Exercise directions:
The lines you need are those holding the word "image"; pull them from the material.

Excerpted records:

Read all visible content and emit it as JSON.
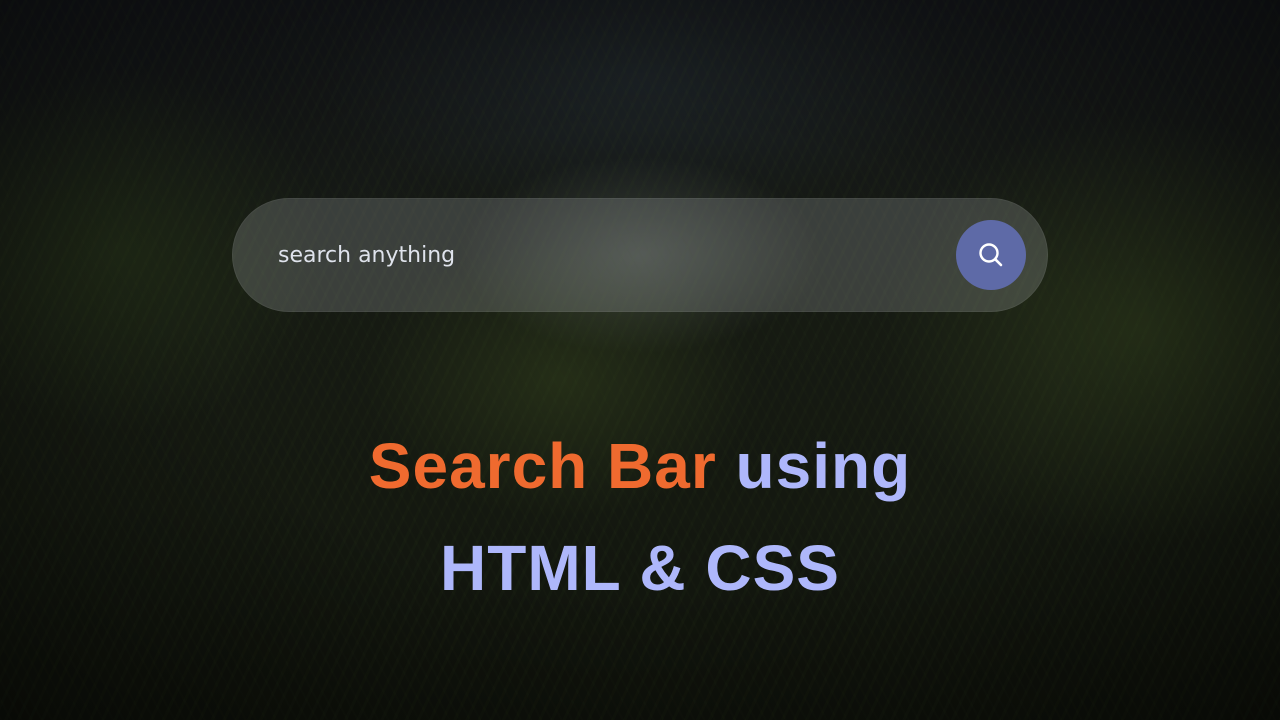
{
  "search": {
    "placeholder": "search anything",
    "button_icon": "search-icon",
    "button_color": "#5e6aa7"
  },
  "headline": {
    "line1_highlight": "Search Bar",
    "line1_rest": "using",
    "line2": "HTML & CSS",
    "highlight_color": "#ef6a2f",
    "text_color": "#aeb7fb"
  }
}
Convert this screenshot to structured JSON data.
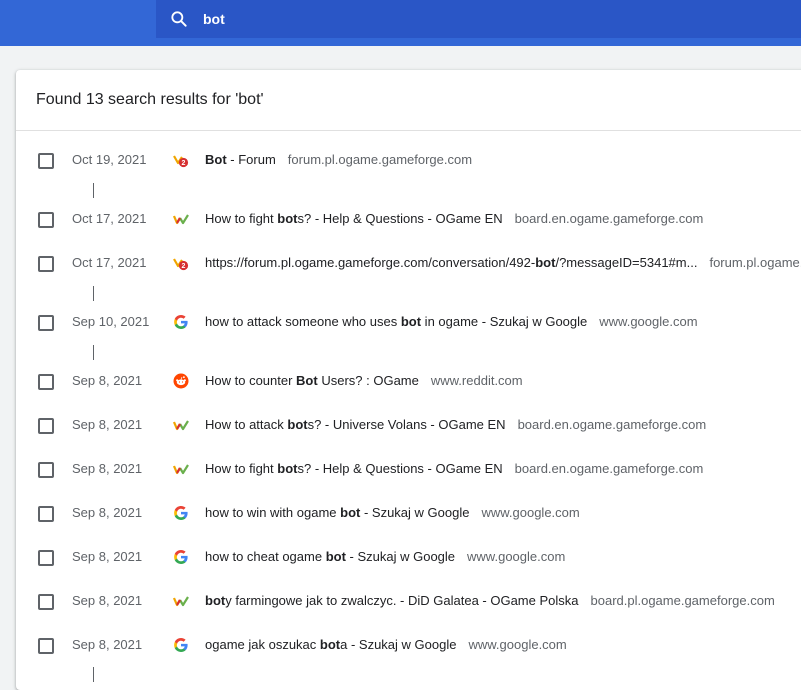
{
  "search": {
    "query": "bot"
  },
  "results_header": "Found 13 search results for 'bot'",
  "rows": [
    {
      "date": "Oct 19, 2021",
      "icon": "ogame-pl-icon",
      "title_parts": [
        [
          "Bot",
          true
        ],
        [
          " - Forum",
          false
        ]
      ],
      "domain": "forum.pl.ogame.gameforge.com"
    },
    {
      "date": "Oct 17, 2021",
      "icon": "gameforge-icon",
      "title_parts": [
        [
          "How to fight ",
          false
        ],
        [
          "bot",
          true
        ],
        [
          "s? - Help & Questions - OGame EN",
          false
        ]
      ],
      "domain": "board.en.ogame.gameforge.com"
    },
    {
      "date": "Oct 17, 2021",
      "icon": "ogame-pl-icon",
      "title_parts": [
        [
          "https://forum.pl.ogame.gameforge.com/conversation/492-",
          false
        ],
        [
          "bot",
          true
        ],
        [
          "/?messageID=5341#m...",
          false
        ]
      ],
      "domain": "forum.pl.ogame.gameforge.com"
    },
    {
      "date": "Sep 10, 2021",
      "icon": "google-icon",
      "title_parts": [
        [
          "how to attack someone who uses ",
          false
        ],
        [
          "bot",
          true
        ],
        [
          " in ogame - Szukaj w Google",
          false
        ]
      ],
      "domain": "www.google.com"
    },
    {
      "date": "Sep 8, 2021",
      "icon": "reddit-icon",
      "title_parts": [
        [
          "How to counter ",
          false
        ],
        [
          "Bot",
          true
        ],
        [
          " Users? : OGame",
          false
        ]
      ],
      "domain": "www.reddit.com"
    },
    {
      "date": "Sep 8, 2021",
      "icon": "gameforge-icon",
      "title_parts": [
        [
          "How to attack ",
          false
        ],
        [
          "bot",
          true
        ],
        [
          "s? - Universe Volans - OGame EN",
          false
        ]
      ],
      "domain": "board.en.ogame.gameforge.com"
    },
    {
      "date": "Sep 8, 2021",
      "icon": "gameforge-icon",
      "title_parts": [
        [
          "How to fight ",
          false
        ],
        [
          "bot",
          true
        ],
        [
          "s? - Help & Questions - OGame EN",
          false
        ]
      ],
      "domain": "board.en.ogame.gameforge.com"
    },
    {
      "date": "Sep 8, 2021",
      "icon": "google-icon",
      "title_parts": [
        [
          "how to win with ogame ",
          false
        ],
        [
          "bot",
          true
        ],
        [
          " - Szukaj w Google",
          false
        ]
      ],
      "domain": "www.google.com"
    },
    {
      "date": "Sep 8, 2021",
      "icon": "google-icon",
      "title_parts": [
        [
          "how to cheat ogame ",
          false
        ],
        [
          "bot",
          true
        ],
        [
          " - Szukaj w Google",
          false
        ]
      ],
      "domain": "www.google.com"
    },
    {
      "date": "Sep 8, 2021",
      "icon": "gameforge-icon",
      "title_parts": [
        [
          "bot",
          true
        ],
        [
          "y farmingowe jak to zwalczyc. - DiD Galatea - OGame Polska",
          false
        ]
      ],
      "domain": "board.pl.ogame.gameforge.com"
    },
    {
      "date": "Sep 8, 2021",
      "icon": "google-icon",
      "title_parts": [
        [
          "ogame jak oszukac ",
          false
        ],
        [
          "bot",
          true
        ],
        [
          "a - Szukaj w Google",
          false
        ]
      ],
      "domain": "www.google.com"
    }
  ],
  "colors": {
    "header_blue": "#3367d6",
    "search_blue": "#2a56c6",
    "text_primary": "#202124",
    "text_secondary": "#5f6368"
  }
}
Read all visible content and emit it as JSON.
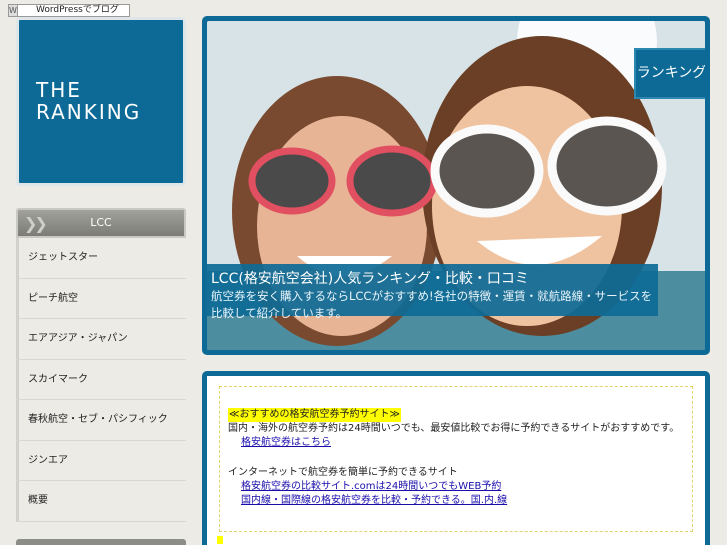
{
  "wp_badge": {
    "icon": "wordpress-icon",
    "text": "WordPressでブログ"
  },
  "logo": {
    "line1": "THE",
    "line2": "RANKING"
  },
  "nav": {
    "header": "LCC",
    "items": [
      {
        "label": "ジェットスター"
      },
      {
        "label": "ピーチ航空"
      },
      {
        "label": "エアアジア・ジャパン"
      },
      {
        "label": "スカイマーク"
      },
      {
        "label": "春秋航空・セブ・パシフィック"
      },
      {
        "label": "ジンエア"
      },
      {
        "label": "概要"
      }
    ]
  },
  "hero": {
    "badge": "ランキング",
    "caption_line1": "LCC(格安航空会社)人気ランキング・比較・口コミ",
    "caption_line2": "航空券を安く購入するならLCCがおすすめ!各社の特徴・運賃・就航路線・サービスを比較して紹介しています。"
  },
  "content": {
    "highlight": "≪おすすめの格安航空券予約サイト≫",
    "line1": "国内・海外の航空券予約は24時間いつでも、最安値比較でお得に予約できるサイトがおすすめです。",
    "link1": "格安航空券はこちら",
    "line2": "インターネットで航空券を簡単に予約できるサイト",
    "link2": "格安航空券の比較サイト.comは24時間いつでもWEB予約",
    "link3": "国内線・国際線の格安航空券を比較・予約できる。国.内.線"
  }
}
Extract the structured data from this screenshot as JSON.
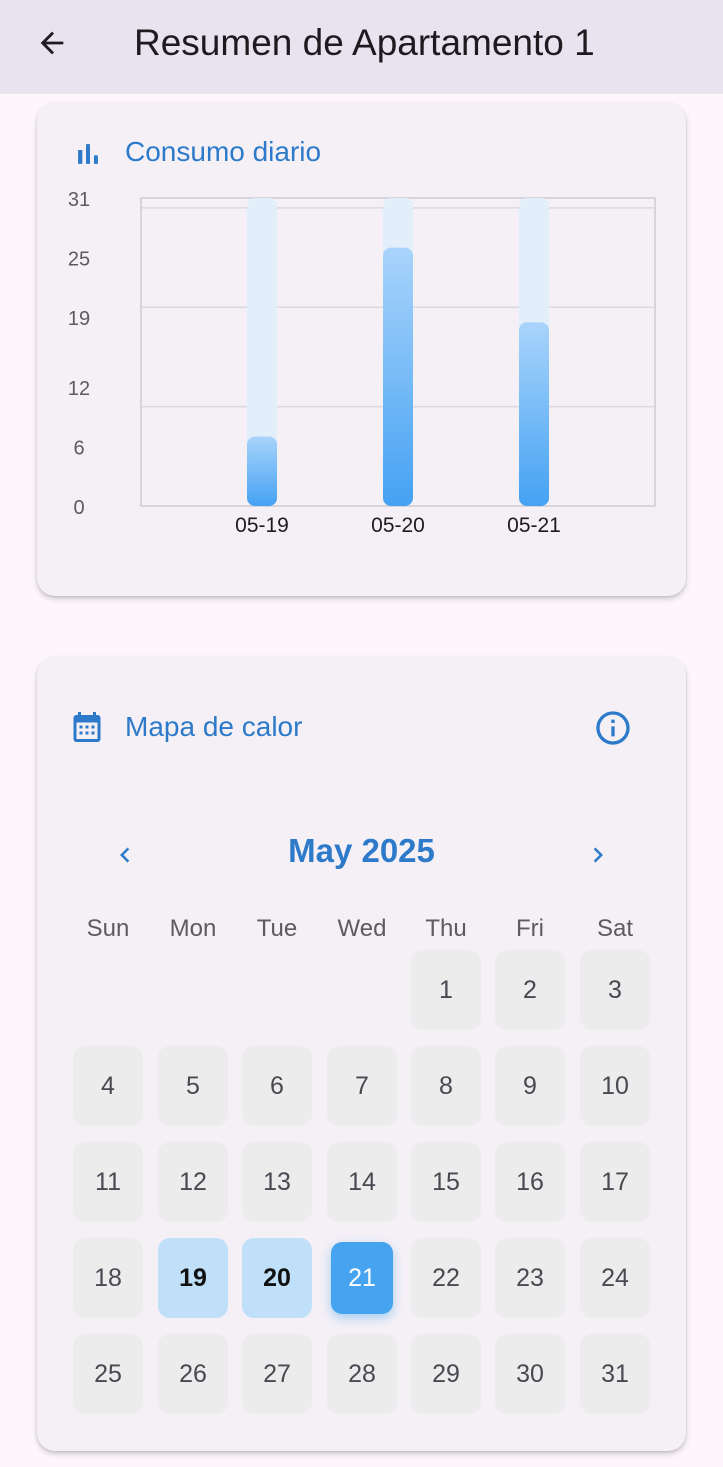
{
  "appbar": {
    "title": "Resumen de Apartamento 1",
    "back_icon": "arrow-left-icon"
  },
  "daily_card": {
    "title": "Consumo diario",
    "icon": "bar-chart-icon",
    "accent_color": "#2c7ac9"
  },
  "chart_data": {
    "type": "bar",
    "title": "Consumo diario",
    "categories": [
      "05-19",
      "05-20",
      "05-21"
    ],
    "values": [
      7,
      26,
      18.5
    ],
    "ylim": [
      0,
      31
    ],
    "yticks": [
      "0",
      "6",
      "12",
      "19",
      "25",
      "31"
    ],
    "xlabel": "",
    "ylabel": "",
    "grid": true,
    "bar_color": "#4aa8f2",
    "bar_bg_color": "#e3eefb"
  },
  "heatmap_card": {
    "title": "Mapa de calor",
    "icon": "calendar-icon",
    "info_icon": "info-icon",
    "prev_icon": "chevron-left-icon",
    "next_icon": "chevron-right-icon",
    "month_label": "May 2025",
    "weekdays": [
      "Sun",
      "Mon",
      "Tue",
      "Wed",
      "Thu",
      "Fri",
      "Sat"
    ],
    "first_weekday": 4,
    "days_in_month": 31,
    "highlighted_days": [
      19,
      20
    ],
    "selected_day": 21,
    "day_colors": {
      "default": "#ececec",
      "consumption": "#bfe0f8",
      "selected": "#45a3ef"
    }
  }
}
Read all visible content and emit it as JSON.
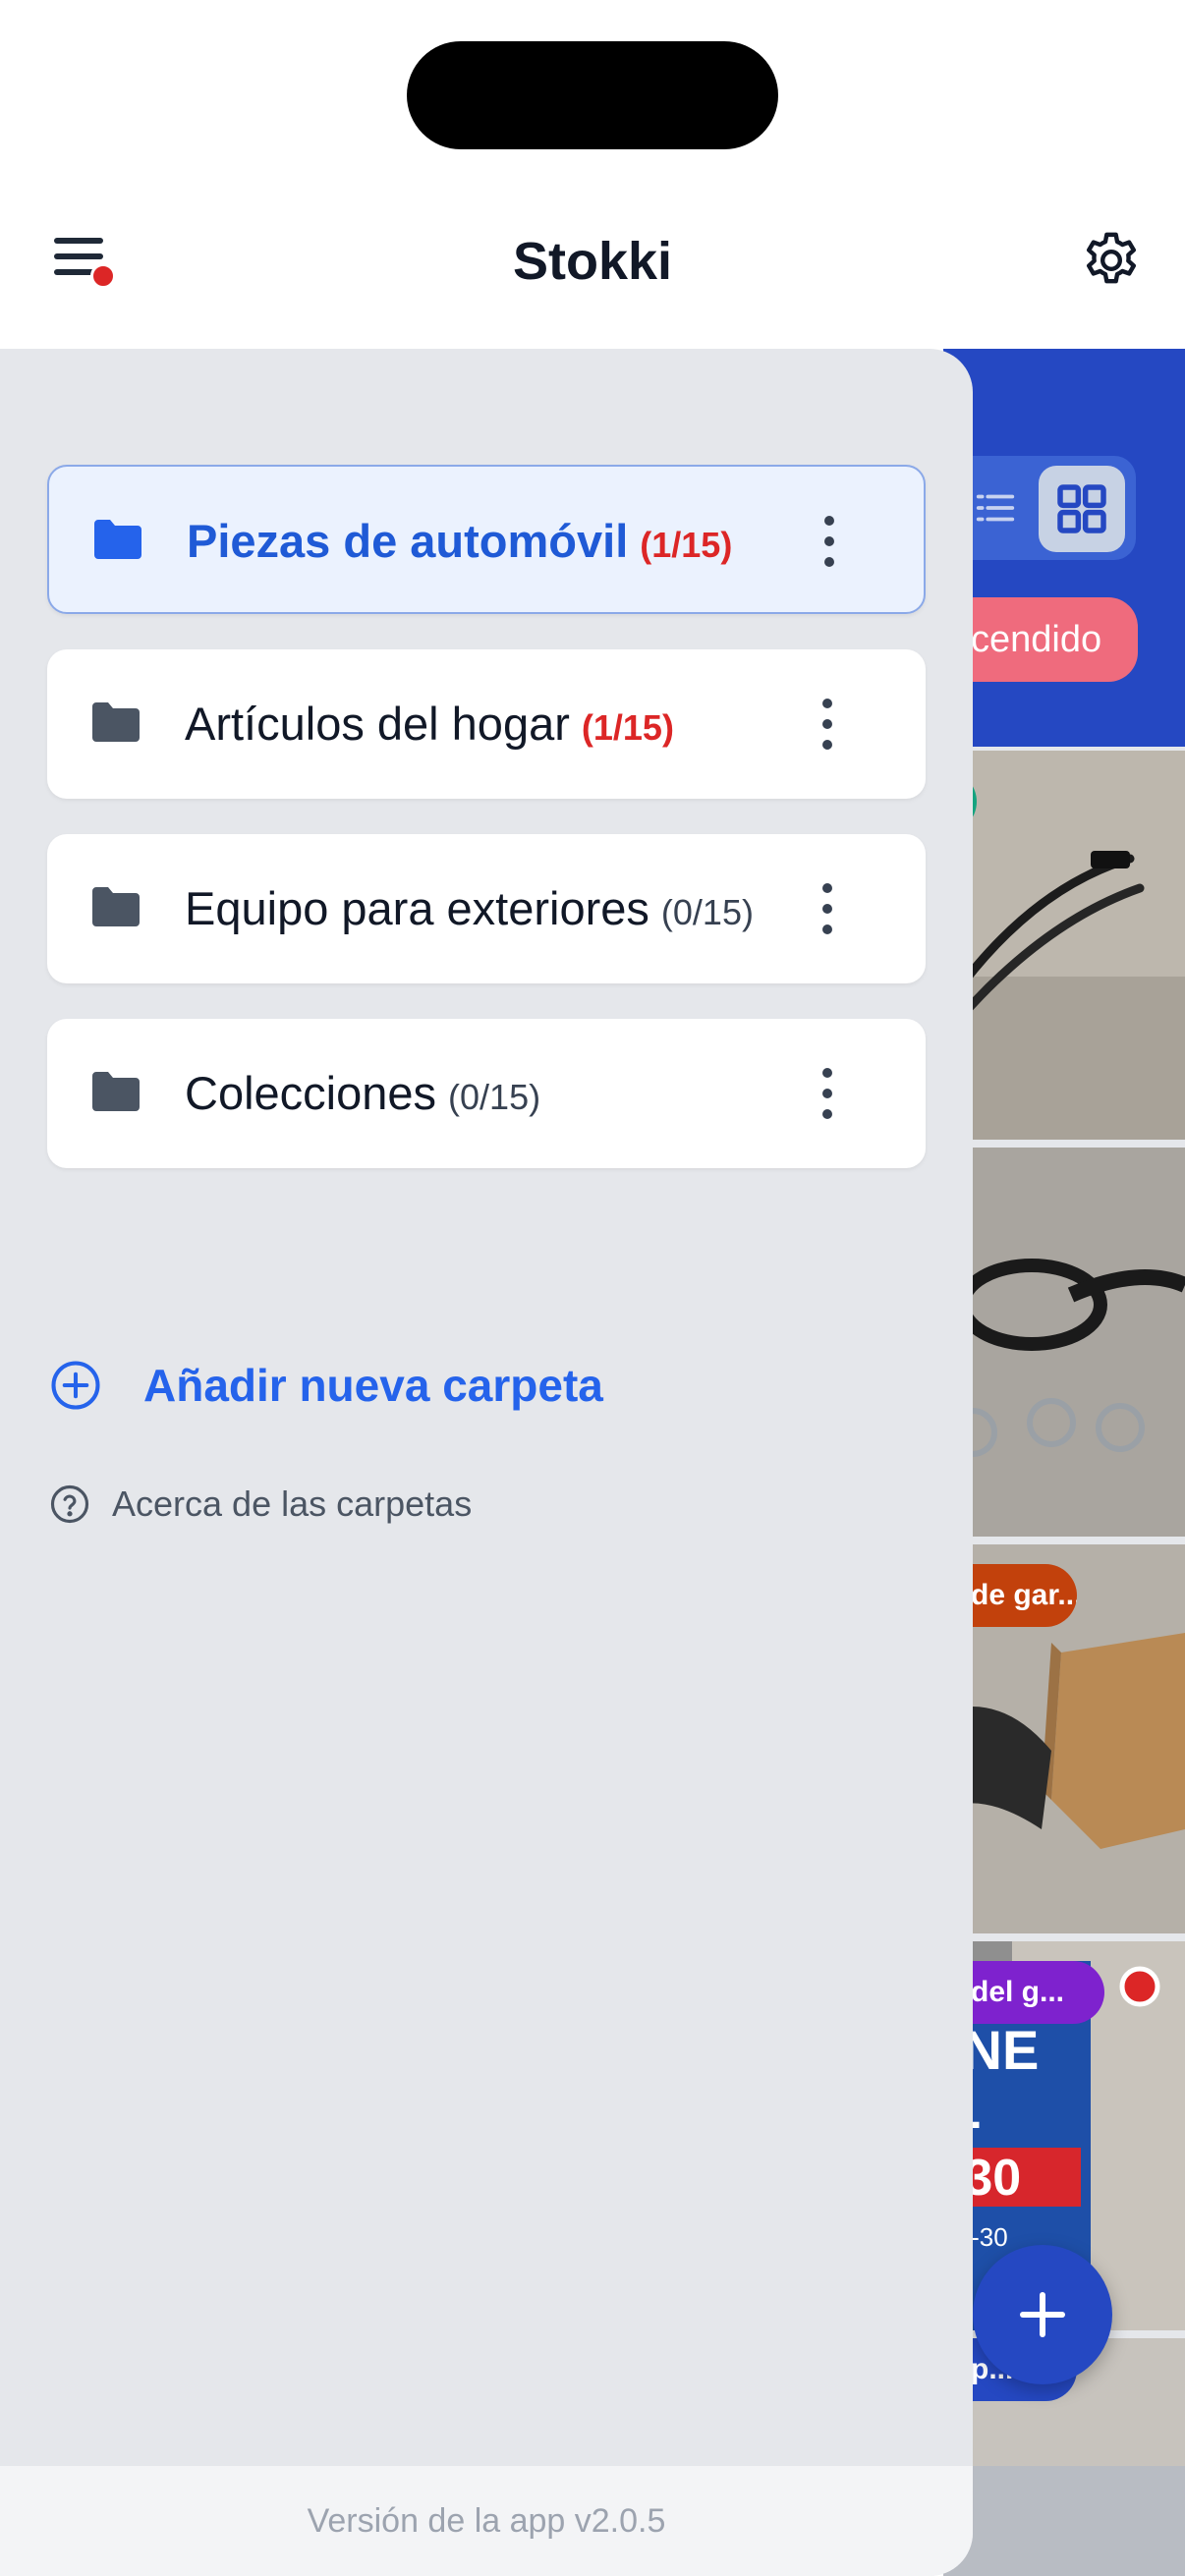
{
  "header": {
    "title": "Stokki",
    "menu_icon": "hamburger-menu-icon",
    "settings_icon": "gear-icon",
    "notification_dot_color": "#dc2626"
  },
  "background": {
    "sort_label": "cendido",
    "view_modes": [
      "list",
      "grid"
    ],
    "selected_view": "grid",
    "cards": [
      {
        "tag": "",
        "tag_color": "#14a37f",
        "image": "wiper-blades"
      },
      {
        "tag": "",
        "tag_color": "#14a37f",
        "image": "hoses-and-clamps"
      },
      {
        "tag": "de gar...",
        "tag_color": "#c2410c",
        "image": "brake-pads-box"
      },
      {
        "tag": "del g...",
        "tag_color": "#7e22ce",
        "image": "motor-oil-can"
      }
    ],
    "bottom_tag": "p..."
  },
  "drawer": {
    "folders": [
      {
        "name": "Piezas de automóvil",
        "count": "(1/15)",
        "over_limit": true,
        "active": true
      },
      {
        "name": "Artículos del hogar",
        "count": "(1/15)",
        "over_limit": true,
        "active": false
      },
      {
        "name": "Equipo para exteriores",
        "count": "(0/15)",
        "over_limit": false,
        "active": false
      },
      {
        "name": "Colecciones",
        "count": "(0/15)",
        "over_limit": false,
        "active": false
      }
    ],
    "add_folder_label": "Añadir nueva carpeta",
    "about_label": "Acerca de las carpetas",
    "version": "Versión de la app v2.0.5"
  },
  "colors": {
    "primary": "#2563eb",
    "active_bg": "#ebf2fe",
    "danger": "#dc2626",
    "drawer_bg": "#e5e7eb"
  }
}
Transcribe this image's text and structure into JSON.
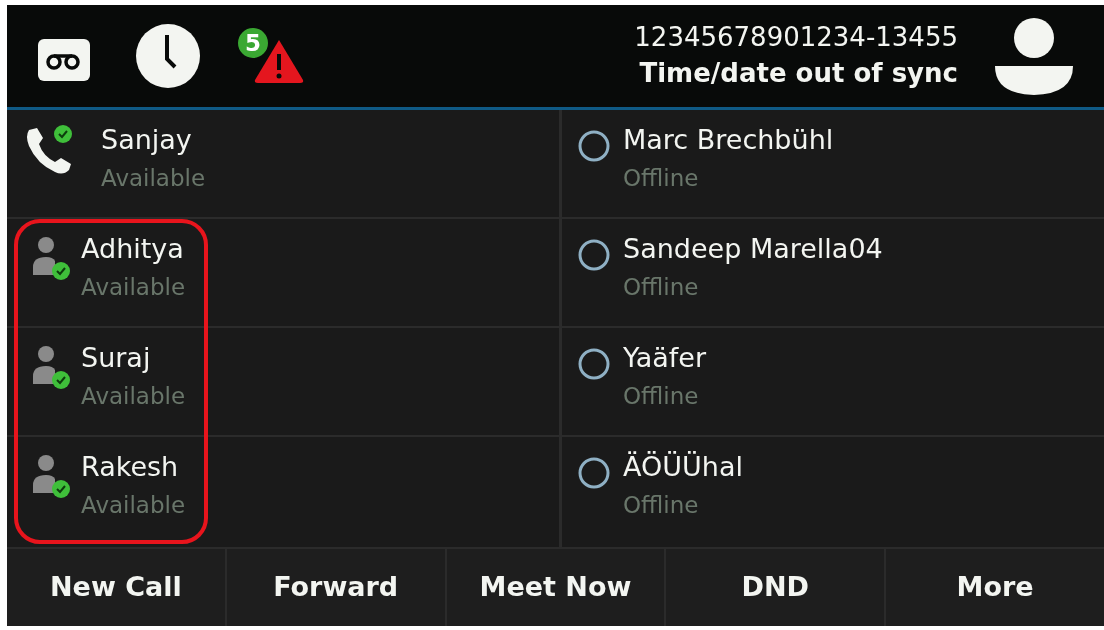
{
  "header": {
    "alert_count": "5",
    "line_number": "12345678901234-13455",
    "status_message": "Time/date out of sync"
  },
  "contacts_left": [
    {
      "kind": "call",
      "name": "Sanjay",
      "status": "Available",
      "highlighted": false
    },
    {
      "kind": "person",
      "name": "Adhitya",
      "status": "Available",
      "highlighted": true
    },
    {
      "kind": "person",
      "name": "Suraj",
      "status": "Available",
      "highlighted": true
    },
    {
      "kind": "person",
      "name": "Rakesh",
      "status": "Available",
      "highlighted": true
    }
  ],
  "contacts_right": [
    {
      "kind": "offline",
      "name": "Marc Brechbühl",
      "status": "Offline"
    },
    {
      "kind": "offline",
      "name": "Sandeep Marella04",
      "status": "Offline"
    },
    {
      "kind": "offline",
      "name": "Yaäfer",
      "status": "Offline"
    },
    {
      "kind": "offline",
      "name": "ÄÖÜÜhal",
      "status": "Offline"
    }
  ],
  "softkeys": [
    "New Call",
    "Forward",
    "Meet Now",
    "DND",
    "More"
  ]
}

Completed exercise:
        "image": "wiper-blades"
        "image": "hoses-and-clamps"
        "image": "brake-pads-box"
        "image": "motor-oil-can"
Transcribe this image's text and structure into JSON.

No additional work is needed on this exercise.